- **TASK DESCRIPTION**: From the listing below, return each line that includes "subtitle".

- **MATERIAL PROVIDED**:
════════════════

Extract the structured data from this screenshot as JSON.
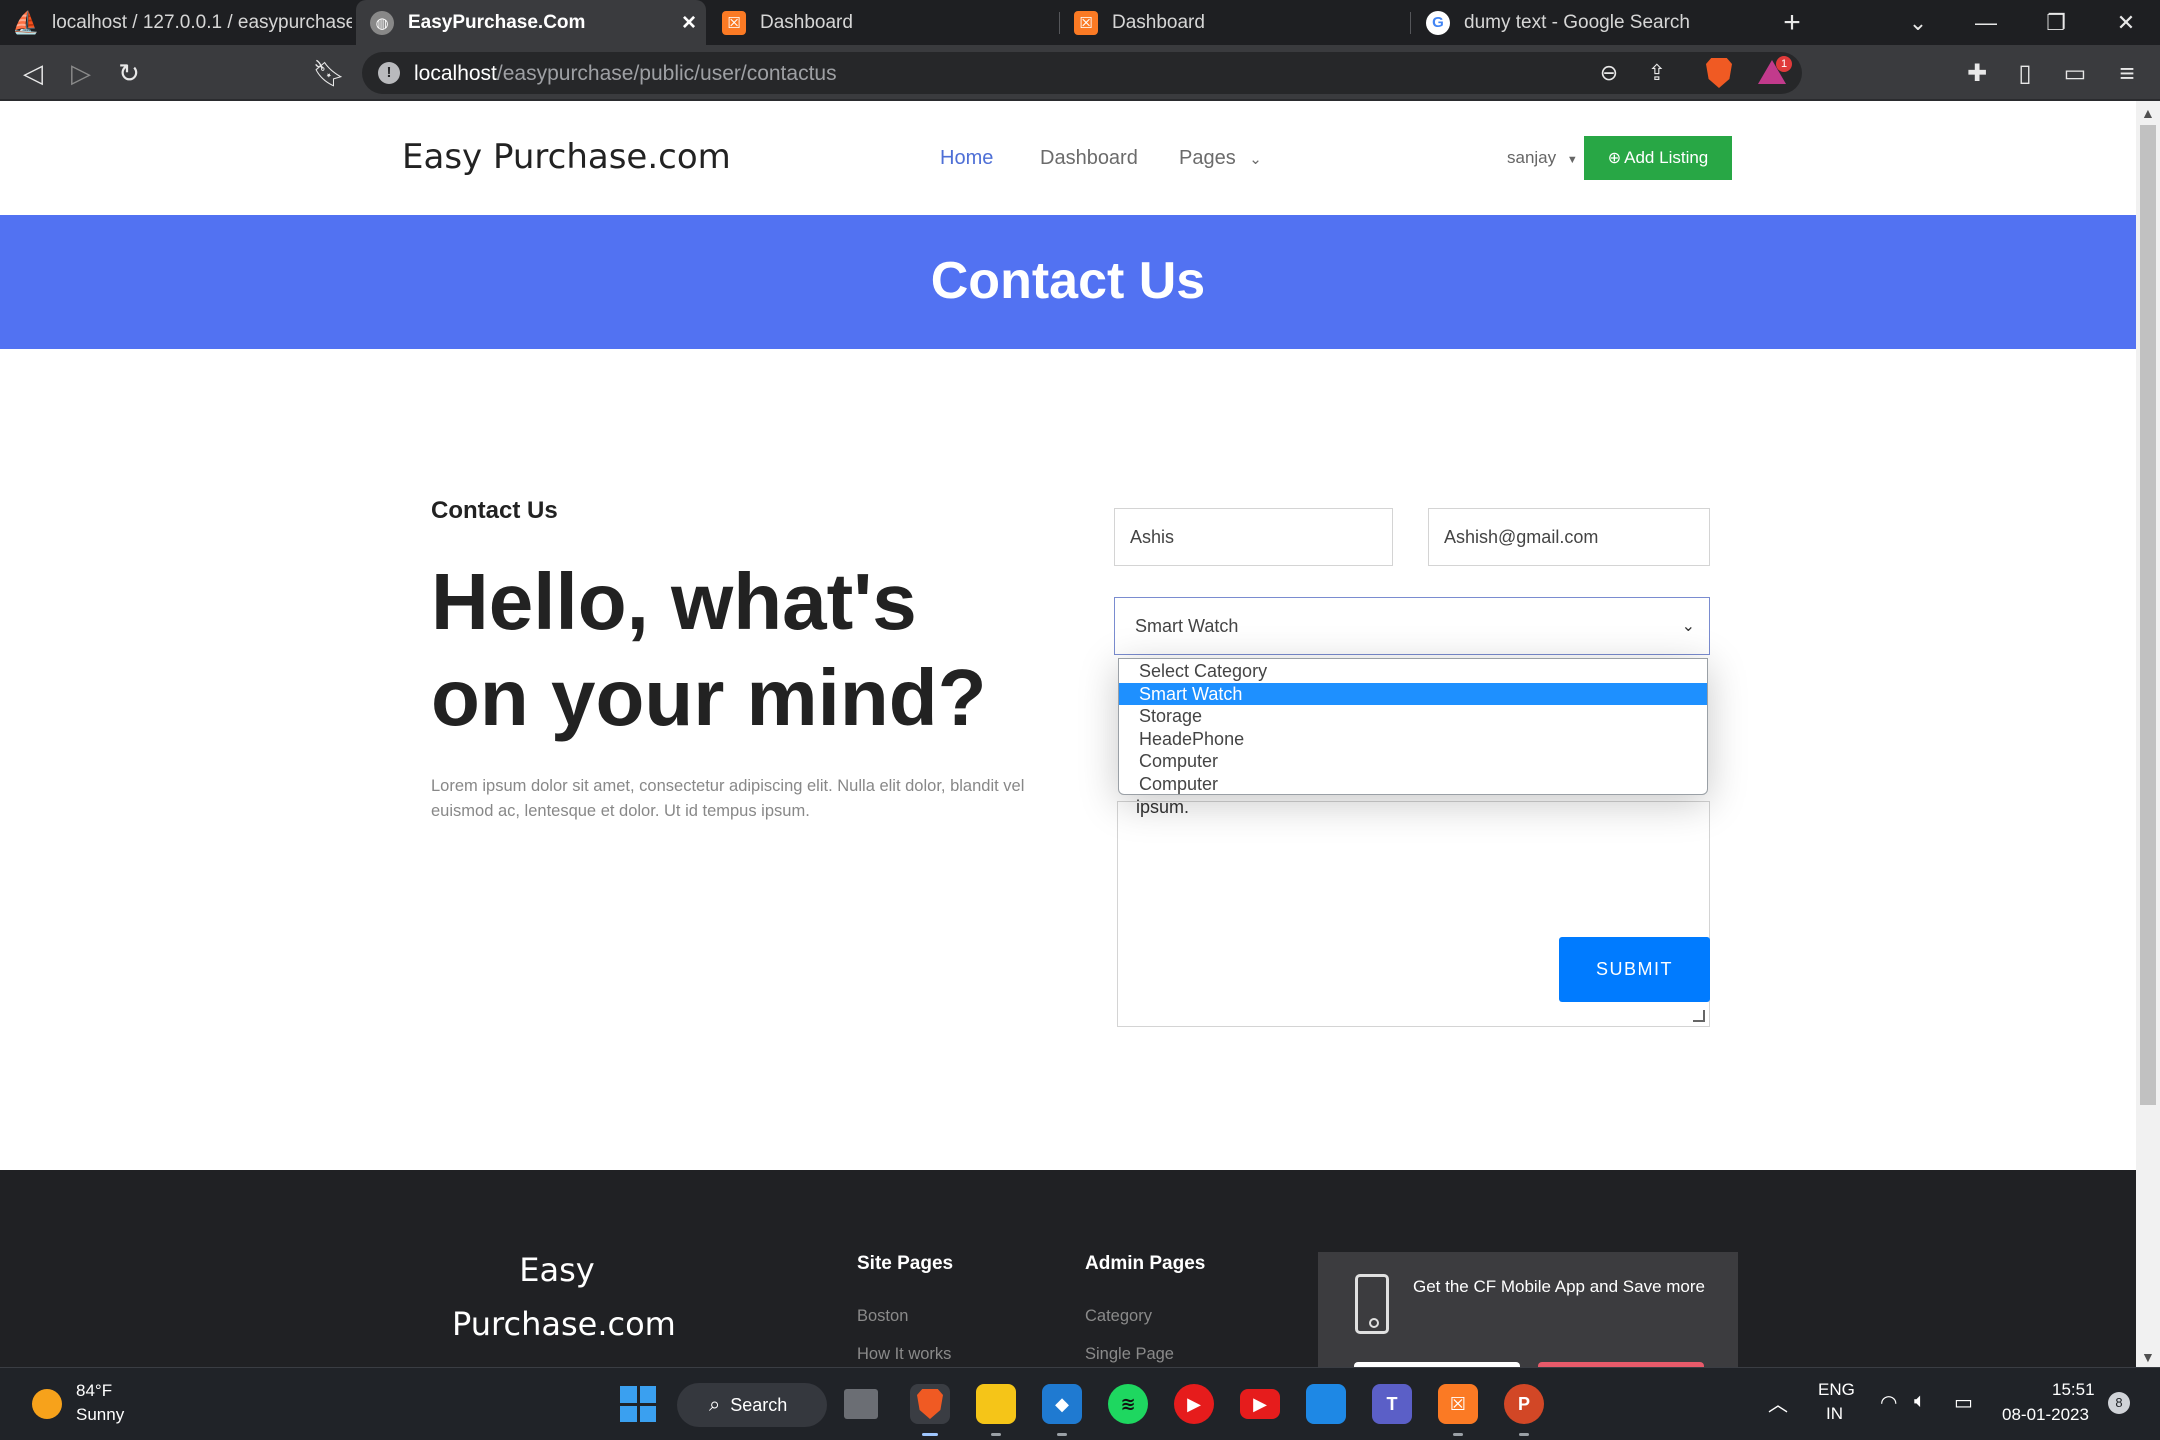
{
  "browser": {
    "tabs": [
      {
        "label": "localhost / 127.0.0.1 / easypurchase /",
        "favicon": "phpmyadmin-icon"
      },
      {
        "label": "EasyPurchase.Com",
        "favicon": "globe-icon",
        "active": true
      },
      {
        "label": "Dashboard",
        "favicon": "xampp-icon"
      },
      {
        "label": "Dashboard",
        "favicon": "xampp-icon"
      },
      {
        "label": "dumy text - Google Search",
        "favicon": "google-icon"
      }
    ],
    "url_host": "localhost",
    "url_path": "/easypurchase/public/user/contactus",
    "notification_count": "1"
  },
  "site": {
    "logo": "Easy Purchase.com",
    "nav": {
      "home": "Home",
      "dashboard": "Dashboard",
      "pages": "Pages"
    },
    "user": "sanjay",
    "add_listing": "Add Listing"
  },
  "hero": {
    "title": "Contact Us"
  },
  "contact": {
    "subtitle": "Contact Us",
    "headline": "Hello, what's on your mind?",
    "body": "Lorem ipsum dolor sit amet, consectetur adipiscing elit. Nulla elit dolor, blandit vel euismod ac, lentesque et dolor. Ut id tempus ipsum.",
    "name_value": "Ashis",
    "email_value": "Ashish@gmail.com",
    "category_value": "Smart Watch",
    "category_options": [
      "Select Category",
      "Smart Watch",
      "Storage",
      "HeadePhone",
      "Computer",
      "Computer"
    ],
    "message_visible": "ipsum.",
    "submit": "SUBMIT"
  },
  "footer": {
    "logo_line1": "Easy",
    "logo_line2": "Purchase.com",
    "site_pages": {
      "title": "Site Pages",
      "links": [
        "Boston",
        "How It works"
      ]
    },
    "admin_pages": {
      "title": "Admin Pages",
      "links": [
        "Category",
        "Single Page"
      ]
    },
    "app_text": "Get the CF Mobile App and Save more"
  },
  "taskbar": {
    "weather_temp": "84°F",
    "weather_desc": "Sunny",
    "search": "Search",
    "lang1": "ENG",
    "lang2": "IN",
    "time": "15:51",
    "date": "08-01-2023",
    "notif": "8"
  },
  "colors": {
    "accent": "#5272f2",
    "add_listing": "#28a745",
    "submit": "#007bff",
    "footer": "#202124"
  }
}
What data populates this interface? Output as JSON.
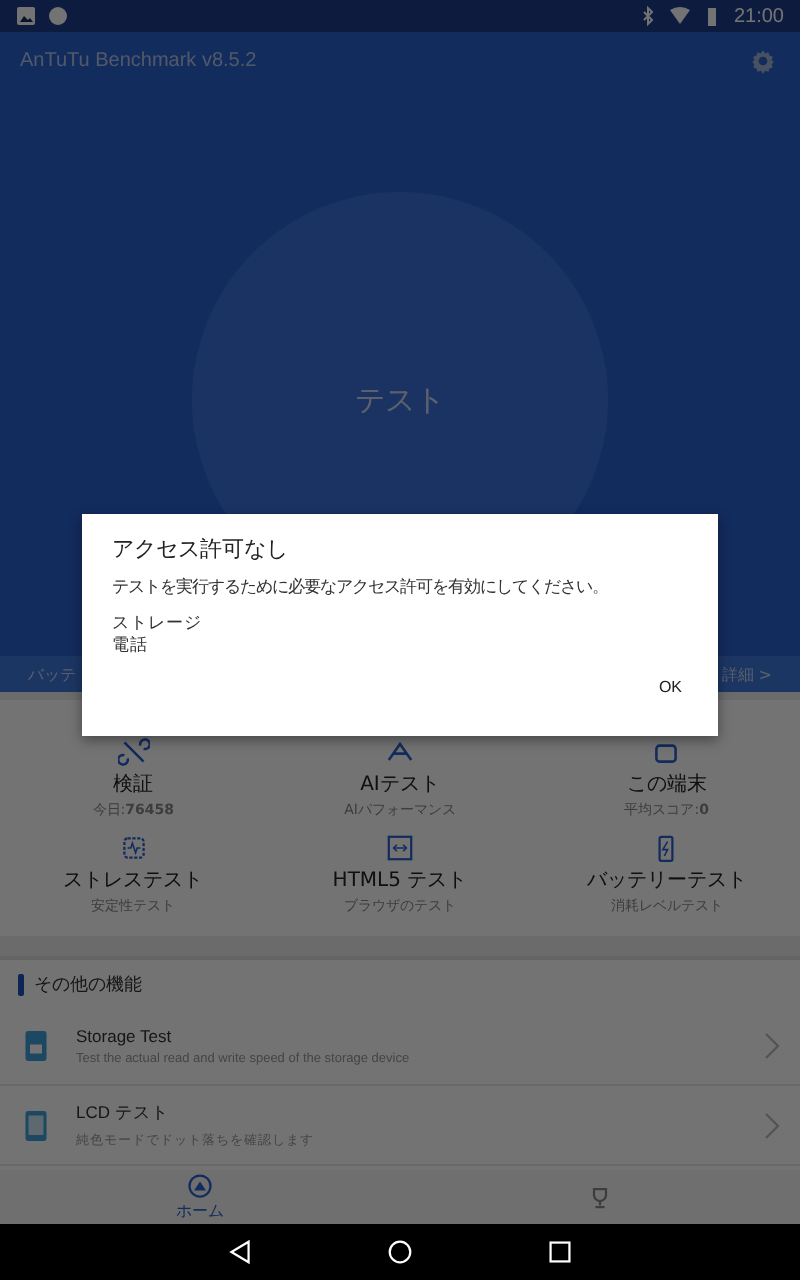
{
  "status_bar": {
    "time": "21:00"
  },
  "app_bar": {
    "title": "AnTuTu Benchmark v8.5.2"
  },
  "start_button": {
    "label": "テスト"
  },
  "battery_strip": {
    "label": "バッテ",
    "details_link": "詳細 >"
  },
  "tests": [
    {
      "kind": "verify",
      "title": "検証",
      "subtitle": "今日:**76458**"
    },
    {
      "kind": "ai",
      "title": "AIテスト",
      "subtitle": "AIパフォーマンス"
    },
    {
      "kind": "device",
      "title": "この端末",
      "subtitle": "平均スコア:**0**"
    },
    {
      "kind": "stress",
      "title": "ストレステスト",
      "subtitle": "安定性テスト"
    },
    {
      "kind": "html5",
      "title": "HTML5 テスト",
      "subtitle": "ブラウザのテスト"
    },
    {
      "kind": "battery",
      "title": "バッテリーテスト",
      "subtitle": "消耗レベルテスト"
    }
  ],
  "other_features": {
    "heading": "その他の機能",
    "items": [
      {
        "kind": "storage",
        "title": "Storage Test",
        "description": "Test the actual read and write speed of the storage device"
      },
      {
        "kind": "lcd",
        "title": "LCD テスト",
        "description": "純色モードでドット落ちを確認します"
      }
    ]
  },
  "bottom_nav": [
    {
      "kind": "home",
      "label": "ホーム",
      "selected": true
    },
    {
      "kind": "ranking",
      "selected": false
    }
  ],
  "dialog": {
    "title": "アクセス許可なし",
    "message": "テストを実行するために必要なアクセス許可を有効にしてください。",
    "permissions": [
      "ストレージ",
      "電話"
    ],
    "button": "OK"
  }
}
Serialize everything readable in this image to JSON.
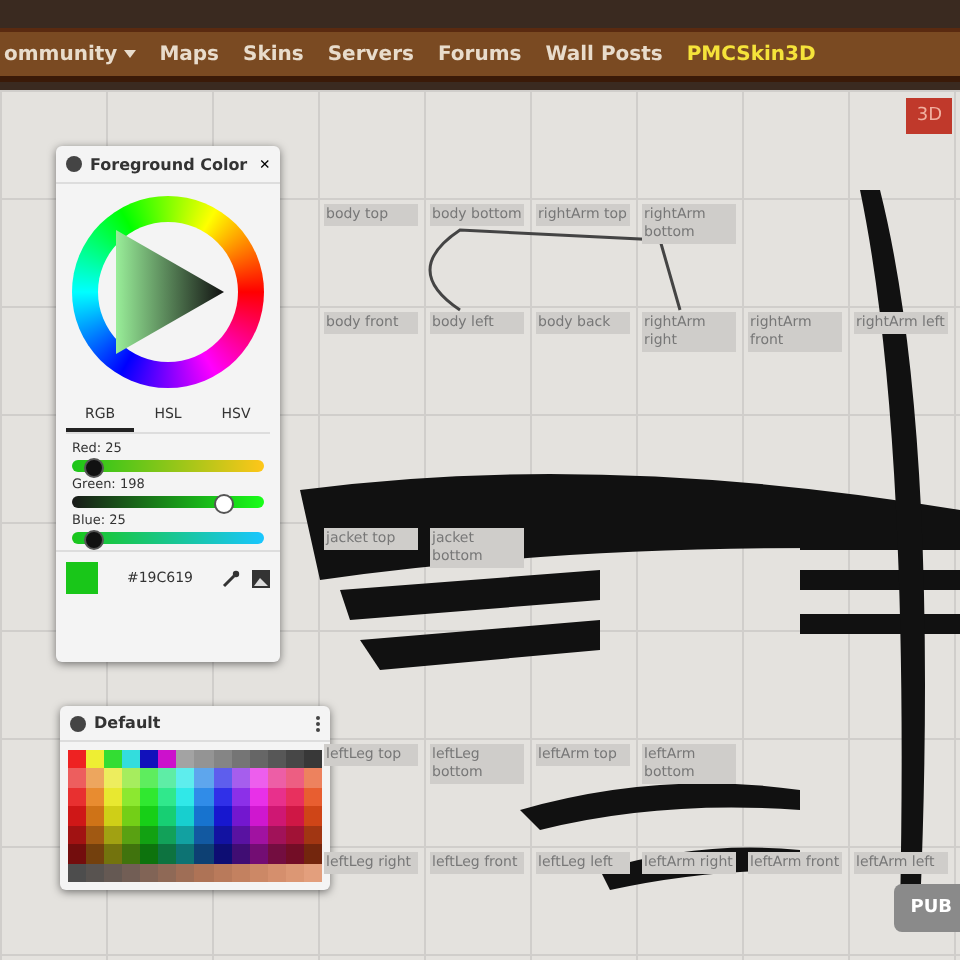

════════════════

- **RESPONSE**:
    "subtitle": "Contact Us",
      "subtitle": "今日:**76458**"
      "subtitle": "AIパフォーマンス"
      "subtitle": "平均スコア:**0**"
      "subtitle": "安定性テスト"
      "subtitle": "ブラウザのテスト"
      "subtitle": "消耗レベルテスト"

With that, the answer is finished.